The patient is placed facedown on the surgical table. A three to six inch incision is made in traditional openings, or a minimally invasive approach may be made using very small incisions and a tubular retractor to gain access to the damaged disc.
To gain access to the damaged disc, all or a portion of the lamina is removed. This exposes the disc for access and removal.
Remove Damaged Disc
The damaged disc nucleus and annulus is removed, but the disc wall is left mostly intact to help contain the bone graft material.
Bone grafts and/or allograft material (morselized bone) is placed inside the disc space. The bone grafts help restore disc height and relieve pressure on nerves causing pain.
To maintain stability and hold the graft in position, the surgeon may add rods, screws or other surgical constructs, for additional support.

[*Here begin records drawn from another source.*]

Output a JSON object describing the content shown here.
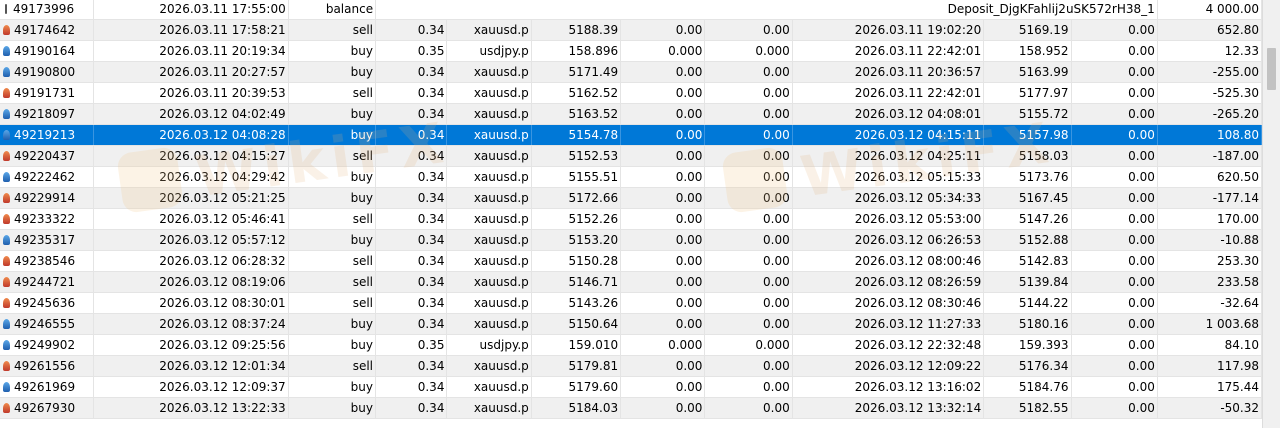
{
  "watermark_text": "WikiFX",
  "rows": [
    {
      "icon": "balance-icon",
      "ticket": "49173996",
      "open_time": "2026.03.11 17:55:00",
      "type": "balance",
      "comment": "Deposit_DjgKFahlij2uSK572rH38_1",
      "profit": "4 000.00"
    },
    {
      "icon": "sell-icon",
      "ticket": "49174642",
      "open_time": "2026.03.11 17:58:21",
      "type": "sell",
      "volume": "0.34",
      "symbol": "xauusd.p",
      "price": "5188.39",
      "sl": "0.00",
      "tp": "0.00",
      "close_time": "2026.03.11 19:02:20",
      "close_price": "5169.19",
      "swap": "0.00",
      "profit": "652.80"
    },
    {
      "icon": "buy-icon",
      "ticket": "49190164",
      "open_time": "2026.03.11 20:19:34",
      "type": "buy",
      "volume": "0.35",
      "symbol": "usdjpy.p",
      "price": "158.896",
      "sl": "0.000",
      "tp": "0.000",
      "close_time": "2026.03.11 22:42:01",
      "close_price": "158.952",
      "swap": "0.00",
      "profit": "12.33"
    },
    {
      "icon": "buy-icon",
      "ticket": "49190800",
      "open_time": "2026.03.11 20:27:57",
      "type": "buy",
      "volume": "0.34",
      "symbol": "xauusd.p",
      "price": "5171.49",
      "sl": "0.00",
      "tp": "0.00",
      "close_time": "2026.03.11 20:36:57",
      "close_price": "5163.99",
      "swap": "0.00",
      "profit": "-255.00"
    },
    {
      "icon": "sell-icon",
      "ticket": "49191731",
      "open_time": "2026.03.11 20:39:53",
      "type": "sell",
      "volume": "0.34",
      "symbol": "xauusd.p",
      "price": "5162.52",
      "sl": "0.00",
      "tp": "0.00",
      "close_time": "2026.03.11 22:42:01",
      "close_price": "5177.97",
      "swap": "0.00",
      "profit": "-525.30"
    },
    {
      "icon": "buy-icon",
      "ticket": "49218097",
      "open_time": "2026.03.12 04:02:49",
      "type": "buy",
      "volume": "0.34",
      "symbol": "xauusd.p",
      "price": "5163.52",
      "sl": "0.00",
      "tp": "0.00",
      "close_time": "2026.03.12 04:08:01",
      "close_price": "5155.72",
      "swap": "0.00",
      "profit": "-265.20"
    },
    {
      "icon": "buy-icon",
      "ticket": "49219213",
      "open_time": "2026.03.12 04:08:28",
      "type": "buy",
      "volume": "0.34",
      "symbol": "xauusd.p",
      "price": "5154.78",
      "sl": "0.00",
      "tp": "0.00",
      "close_time": "2026.03.12 04:15:11",
      "close_price": "5157.98",
      "swap": "0.00",
      "profit": "108.80",
      "selected": true
    },
    {
      "icon": "sell-icon",
      "ticket": "49220437",
      "open_time": "2026.03.12 04:15:27",
      "type": "sell",
      "volume": "0.34",
      "symbol": "xauusd.p",
      "price": "5152.53",
      "sl": "0.00",
      "tp": "0.00",
      "close_time": "2026.03.12 04:25:11",
      "close_price": "5158.03",
      "swap": "0.00",
      "profit": "-187.00"
    },
    {
      "icon": "buy-icon",
      "ticket": "49222462",
      "open_time": "2026.03.12 04:29:42",
      "type": "buy",
      "volume": "0.34",
      "symbol": "xauusd.p",
      "price": "5155.51",
      "sl": "0.00",
      "tp": "0.00",
      "close_time": "2026.03.12 05:15:33",
      "close_price": "5173.76",
      "swap": "0.00",
      "profit": "620.50"
    },
    {
      "icon": "sell-icon",
      "ticket": "49229914",
      "open_time": "2026.03.12 05:21:25",
      "type": "buy",
      "volume": "0.34",
      "symbol": "xauusd.p",
      "price": "5172.66",
      "sl": "0.00",
      "tp": "0.00",
      "close_time": "2026.03.12 05:34:33",
      "close_price": "5167.45",
      "swap": "0.00",
      "profit": "-177.14"
    },
    {
      "icon": "sell-icon",
      "ticket": "49233322",
      "open_time": "2026.03.12 05:46:41",
      "type": "sell",
      "volume": "0.34",
      "symbol": "xauusd.p",
      "price": "5152.26",
      "sl": "0.00",
      "tp": "0.00",
      "close_time": "2026.03.12 05:53:00",
      "close_price": "5147.26",
      "swap": "0.00",
      "profit": "170.00"
    },
    {
      "icon": "buy-icon",
      "ticket": "49235317",
      "open_time": "2026.03.12 05:57:12",
      "type": "buy",
      "volume": "0.34",
      "symbol": "xauusd.p",
      "price": "5153.20",
      "sl": "0.00",
      "tp": "0.00",
      "close_time": "2026.03.12 06:26:53",
      "close_price": "5152.88",
      "swap": "0.00",
      "profit": "-10.88"
    },
    {
      "icon": "sell-icon",
      "ticket": "49238546",
      "open_time": "2026.03.12 06:28:32",
      "type": "sell",
      "volume": "0.34",
      "symbol": "xauusd.p",
      "price": "5150.28",
      "sl": "0.00",
      "tp": "0.00",
      "close_time": "2026.03.12 08:00:46",
      "close_price": "5142.83",
      "swap": "0.00",
      "profit": "253.30"
    },
    {
      "icon": "sell-icon",
      "ticket": "49244721",
      "open_time": "2026.03.12 08:19:06",
      "type": "sell",
      "volume": "0.34",
      "symbol": "xauusd.p",
      "price": "5146.71",
      "sl": "0.00",
      "tp": "0.00",
      "close_time": "2026.03.12 08:26:59",
      "close_price": "5139.84",
      "swap": "0.00",
      "profit": "233.58"
    },
    {
      "icon": "sell-icon",
      "ticket": "49245636",
      "open_time": "2026.03.12 08:30:01",
      "type": "sell",
      "volume": "0.34",
      "symbol": "xauusd.p",
      "price": "5143.26",
      "sl": "0.00",
      "tp": "0.00",
      "close_time": "2026.03.12 08:30:46",
      "close_price": "5144.22",
      "swap": "0.00",
      "profit": "-32.64"
    },
    {
      "icon": "buy-icon",
      "ticket": "49246555",
      "open_time": "2026.03.12 08:37:24",
      "type": "buy",
      "volume": "0.34",
      "symbol": "xauusd.p",
      "price": "5150.64",
      "sl": "0.00",
      "tp": "0.00",
      "close_time": "2026.03.12 11:27:33",
      "close_price": "5180.16",
      "swap": "0.00",
      "profit": "1 003.68"
    },
    {
      "icon": "buy-icon",
      "ticket": "49249902",
      "open_time": "2026.03.12 09:25:56",
      "type": "buy",
      "volume": "0.35",
      "symbol": "usdjpy.p",
      "price": "159.010",
      "sl": "0.000",
      "tp": "0.000",
      "close_time": "2026.03.12 22:32:48",
      "close_price": "159.393",
      "swap": "0.00",
      "profit": "84.10"
    },
    {
      "icon": "sell-icon",
      "ticket": "49261556",
      "open_time": "2026.03.12 12:01:34",
      "type": "sell",
      "volume": "0.34",
      "symbol": "xauusd.p",
      "price": "5179.81",
      "sl": "0.00",
      "tp": "0.00",
      "close_time": "2026.03.12 12:09:22",
      "close_price": "5176.34",
      "swap": "0.00",
      "profit": "117.98"
    },
    {
      "icon": "buy-icon",
      "ticket": "49261969",
      "open_time": "2026.03.12 12:09:37",
      "type": "buy",
      "volume": "0.34",
      "symbol": "xauusd.p",
      "price": "5179.60",
      "sl": "0.00",
      "tp": "0.00",
      "close_time": "2026.03.12 13:16:02",
      "close_price": "5184.76",
      "swap": "0.00",
      "profit": "175.44"
    },
    {
      "icon": "sell-icon",
      "ticket": "49267930",
      "open_time": "2026.03.12 13:22:33",
      "type": "buy",
      "volume": "0.34",
      "symbol": "xauusd.p",
      "price": "5184.03",
      "sl": "0.00",
      "tp": "0.00",
      "close_time": "2026.03.12 13:32:14",
      "close_price": "5182.55",
      "swap": "0.00",
      "profit": "-50.32"
    }
  ]
}
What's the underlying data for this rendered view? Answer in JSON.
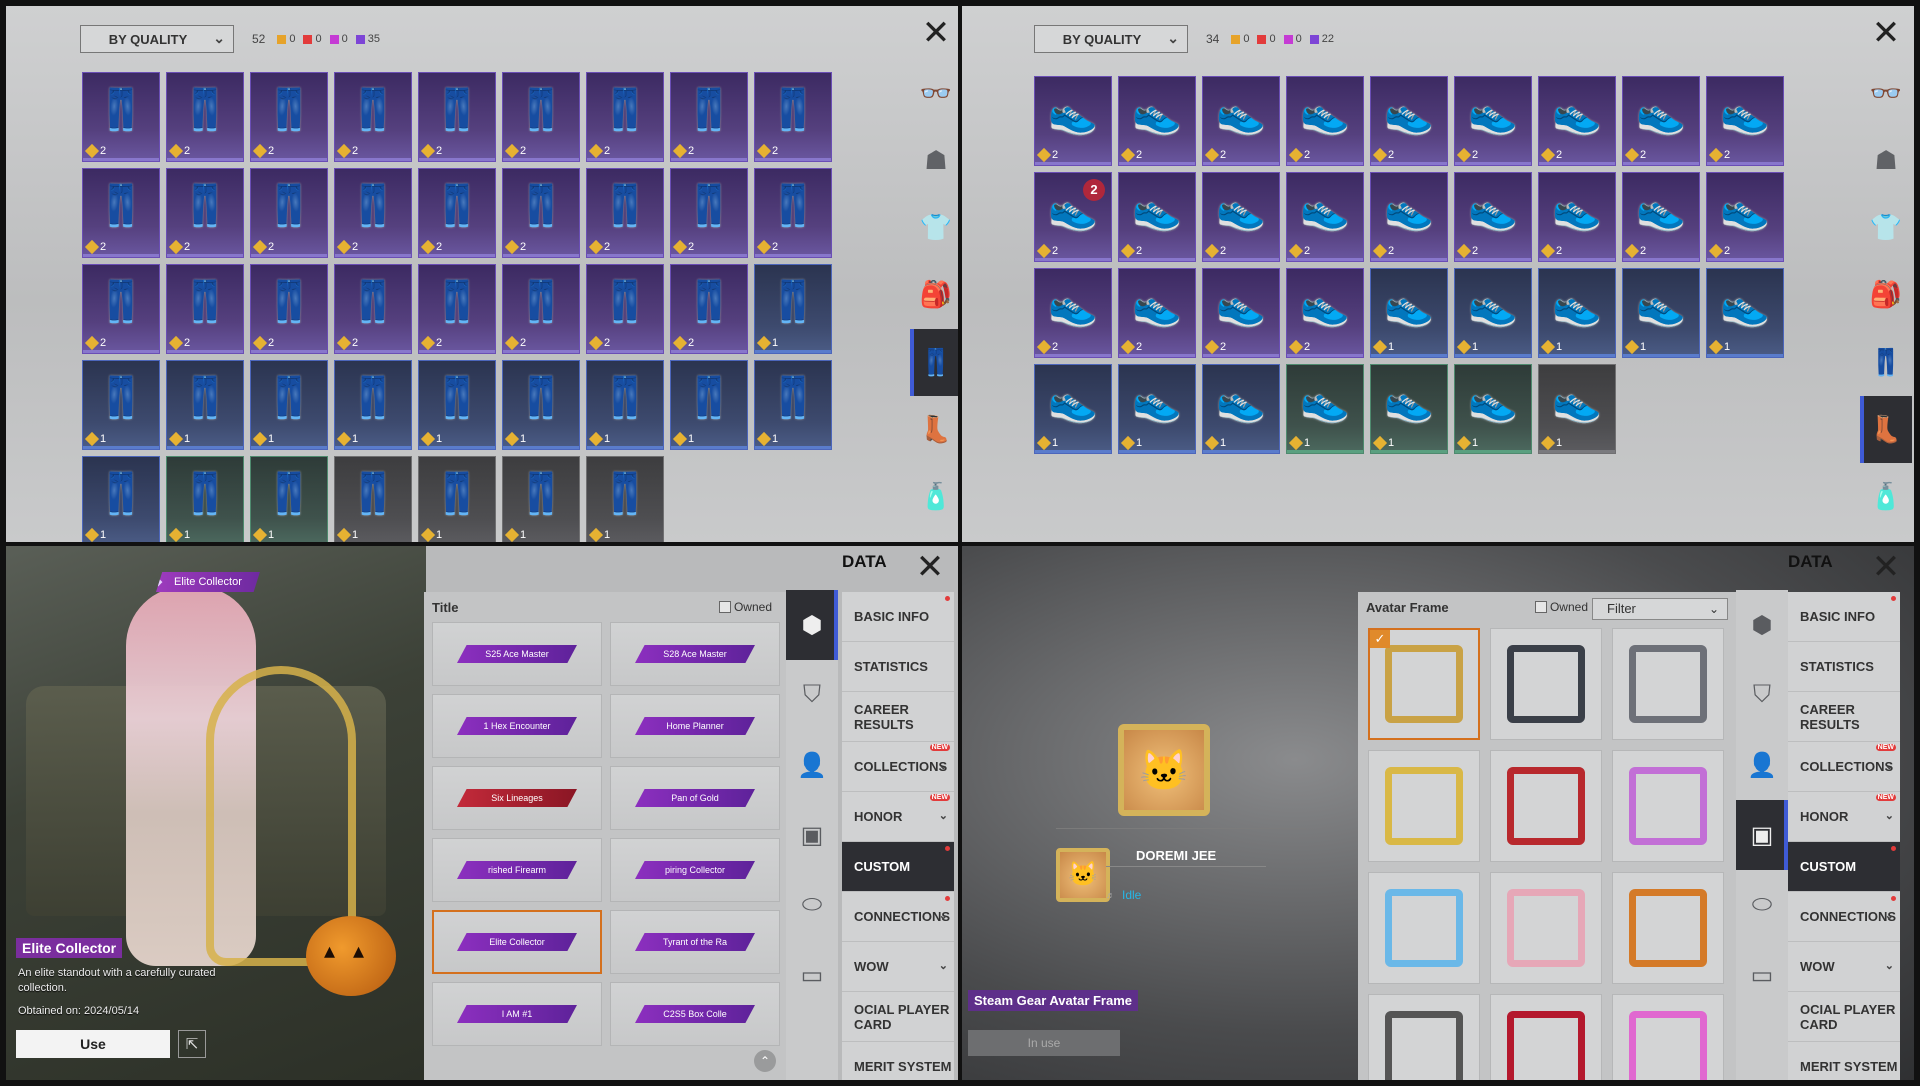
{
  "q1": {
    "sort_label": "BY QUALITY",
    "total": "52",
    "chips": [
      {
        "color": "#e6a32a",
        "value": "0"
      },
      {
        "color": "#e23b3b",
        "value": "0"
      },
      {
        "color": "#c53bd4",
        "value": "0"
      },
      {
        "color": "#7d45d6",
        "value": "35"
      }
    ],
    "items": [
      {
        "q": "purple",
        "n": "2"
      },
      {
        "q": "purple",
        "n": "2"
      },
      {
        "q": "purple",
        "n": "2"
      },
      {
        "q": "purple",
        "n": "2"
      },
      {
        "q": "purple",
        "n": "2"
      },
      {
        "q": "purple",
        "n": "2"
      },
      {
        "q": "purple",
        "n": "2"
      },
      {
        "q": "purple",
        "n": "2"
      },
      {
        "q": "purple",
        "n": "2"
      },
      {
        "q": "purple",
        "n": "2"
      },
      {
        "q": "purple",
        "n": "2"
      },
      {
        "q": "purple",
        "n": "2"
      },
      {
        "q": "purple",
        "n": "2"
      },
      {
        "q": "purple",
        "n": "2"
      },
      {
        "q": "purple",
        "n": "2"
      },
      {
        "q": "purple",
        "n": "2"
      },
      {
        "q": "purple",
        "n": "2"
      },
      {
        "q": "purple",
        "n": "2"
      },
      {
        "q": "purple",
        "n": "2"
      },
      {
        "q": "purple",
        "n": "2"
      },
      {
        "q": "purple",
        "n": "2"
      },
      {
        "q": "purple",
        "n": "2"
      },
      {
        "q": "purple",
        "n": "2"
      },
      {
        "q": "purple",
        "n": "2"
      },
      {
        "q": "purple",
        "n": "2"
      },
      {
        "q": "purple",
        "n": "2"
      },
      {
        "q": "blue",
        "n": "1"
      },
      {
        "q": "blue",
        "n": "1"
      },
      {
        "q": "blue",
        "n": "1"
      },
      {
        "q": "blue",
        "n": "1"
      },
      {
        "q": "blue",
        "n": "1"
      },
      {
        "q": "blue",
        "n": "1"
      },
      {
        "q": "blue",
        "n": "1"
      },
      {
        "q": "blue",
        "n": "1"
      },
      {
        "q": "blue",
        "n": "1"
      },
      {
        "q": "blue",
        "n": "1"
      },
      {
        "q": "blue",
        "n": "1"
      },
      {
        "q": "green",
        "n": "1"
      },
      {
        "q": "green",
        "n": "1"
      },
      {
        "q": "gray",
        "n": "1"
      },
      {
        "q": "gray",
        "n": "1"
      },
      {
        "q": "gray",
        "n": "1"
      },
      {
        "q": "gray",
        "n": "1"
      }
    ],
    "rail_icons": [
      "glasses-icon",
      "mask-icon",
      "jacket-icon",
      "backpack-icon",
      "pants-icon",
      "boots-icon",
      "bottle-icon"
    ],
    "rail_active": 4
  },
  "q2": {
    "sort_label": "BY QUALITY",
    "total": "34",
    "chips": [
      {
        "color": "#e6a32a",
        "value": "0"
      },
      {
        "color": "#e23b3b",
        "value": "0"
      },
      {
        "color": "#c53bd4",
        "value": "0"
      },
      {
        "color": "#7d45d6",
        "value": "22"
      }
    ],
    "items": [
      {
        "q": "purple",
        "n": "2"
      },
      {
        "q": "purple",
        "n": "2"
      },
      {
        "q": "purple",
        "n": "2"
      },
      {
        "q": "purple",
        "n": "2"
      },
      {
        "q": "purple",
        "n": "2"
      },
      {
        "q": "purple",
        "n": "2"
      },
      {
        "q": "purple",
        "n": "2"
      },
      {
        "q": "purple",
        "n": "2"
      },
      {
        "q": "purple",
        "n": "2"
      },
      {
        "q": "purple",
        "n": "2",
        "badge": "2"
      },
      {
        "q": "purple",
        "n": "2"
      },
      {
        "q": "purple",
        "n": "2"
      },
      {
        "q": "purple",
        "n": "2"
      },
      {
        "q": "purple",
        "n": "2"
      },
      {
        "q": "purple",
        "n": "2"
      },
      {
        "q": "purple",
        "n": "2"
      },
      {
        "q": "purple",
        "n": "2"
      },
      {
        "q": "purple",
        "n": "2"
      },
      {
        "q": "purple",
        "n": "2"
      },
      {
        "q": "purple",
        "n": "2"
      },
      {
        "q": "purple",
        "n": "2"
      },
      {
        "q": "purple",
        "n": "2"
      },
      {
        "q": "blue",
        "n": "1"
      },
      {
        "q": "blue",
        "n": "1"
      },
      {
        "q": "blue",
        "n": "1"
      },
      {
        "q": "blue",
        "n": "1"
      },
      {
        "q": "blue",
        "n": "1"
      },
      {
        "q": "blue",
        "n": "1"
      },
      {
        "q": "blue",
        "n": "1"
      },
      {
        "q": "blue",
        "n": "1"
      },
      {
        "q": "green",
        "n": "1"
      },
      {
        "q": "green",
        "n": "1"
      },
      {
        "q": "green",
        "n": "1"
      },
      {
        "q": "gray",
        "n": "1"
      }
    ],
    "rail_icons": [
      "glasses-icon",
      "mask-icon",
      "jacket-icon",
      "backpack-icon",
      "pants-icon",
      "boots-icon",
      "bottle-icon"
    ],
    "rail_active": 5
  },
  "q3": {
    "char_title": "Elite Collector",
    "name": "Elite Collector",
    "desc": "An elite standout with a carefully curated collection.",
    "obtained": "Obtained on: 2024/05/14",
    "use_label": "Use",
    "panel_title": "Title",
    "owned_label": "Owned",
    "data_title": "DATA",
    "titles": [
      {
        "label": "S25 Ace Master",
        "style": "purple"
      },
      {
        "label": "S28 Ace Master",
        "style": "purple"
      },
      {
        "label": "1 Hex Encounter",
        "style": "purple"
      },
      {
        "label": "Home Planner",
        "style": "purple"
      },
      {
        "label": "Six Lineages",
        "style": "red"
      },
      {
        "label": "Pan of Gold",
        "style": "purple"
      },
      {
        "label": "rished Firearm",
        "style": "purple"
      },
      {
        "label": "piring Collector",
        "style": "purple"
      },
      {
        "label": "Elite Collector",
        "style": "purple",
        "sel": true
      },
      {
        "label": "Tyrant of the Ra",
        "style": "purple"
      },
      {
        "label": "I AM #1",
        "style": "purple"
      },
      {
        "label": "C2S5 Box Colle",
        "style": "purple"
      }
    ]
  },
  "q4": {
    "panel_title": "Avatar Frame",
    "owned_label": "Owned",
    "filter_label": "Filter",
    "data_title": "DATA",
    "player_name": "DOREMI JEE",
    "status": "Idle",
    "frame_label": "Steam Gear Avatar Frame",
    "inuse_label": "In use",
    "frames": [
      {
        "color": "#c9a245",
        "sel": true
      },
      {
        "color": "#3a3f48"
      },
      {
        "color": "#6d7078"
      },
      {
        "color": "#d9b846"
      },
      {
        "color": "#b8282d"
      },
      {
        "color": "#c26fd6"
      },
      {
        "color": "#6ab8e8"
      },
      {
        "color": "#e6a7b7"
      },
      {
        "color": "#d47a28"
      },
      {
        "color": "#555"
      },
      {
        "color": "#b4182d"
      },
      {
        "color": "#e068d0"
      }
    ]
  },
  "menu": [
    {
      "label": "BASIC INFO",
      "dot": true
    },
    {
      "label": "STATISTICS"
    },
    {
      "label": "CAREER RESULTS"
    },
    {
      "label": "COLLECTIONS",
      "new": "NEW",
      "chev": true
    },
    {
      "label": "HONOR",
      "new": "NEW",
      "chev": true
    },
    {
      "label": "CUSTOM",
      "dot": true,
      "active": true
    },
    {
      "label": "CONNECTIONS",
      "dot": true,
      "chev": true
    },
    {
      "label": "WOW",
      "chev": true
    },
    {
      "label": "OCIAL PLAYER CARD"
    },
    {
      "label": "MERIT SYSTEM"
    }
  ],
  "side_icons": [
    "shield-icon",
    "banner-icon",
    "person-icon",
    "frame-icon",
    "toggle-icon",
    "nameplate-icon"
  ]
}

Additional bone graft may be added along the sides of the spine.
The allograft material helps your body grow bone around the implants and creates a natural bony bridge that connects the two vertebrae. This solid bridge of bone is called a fusion.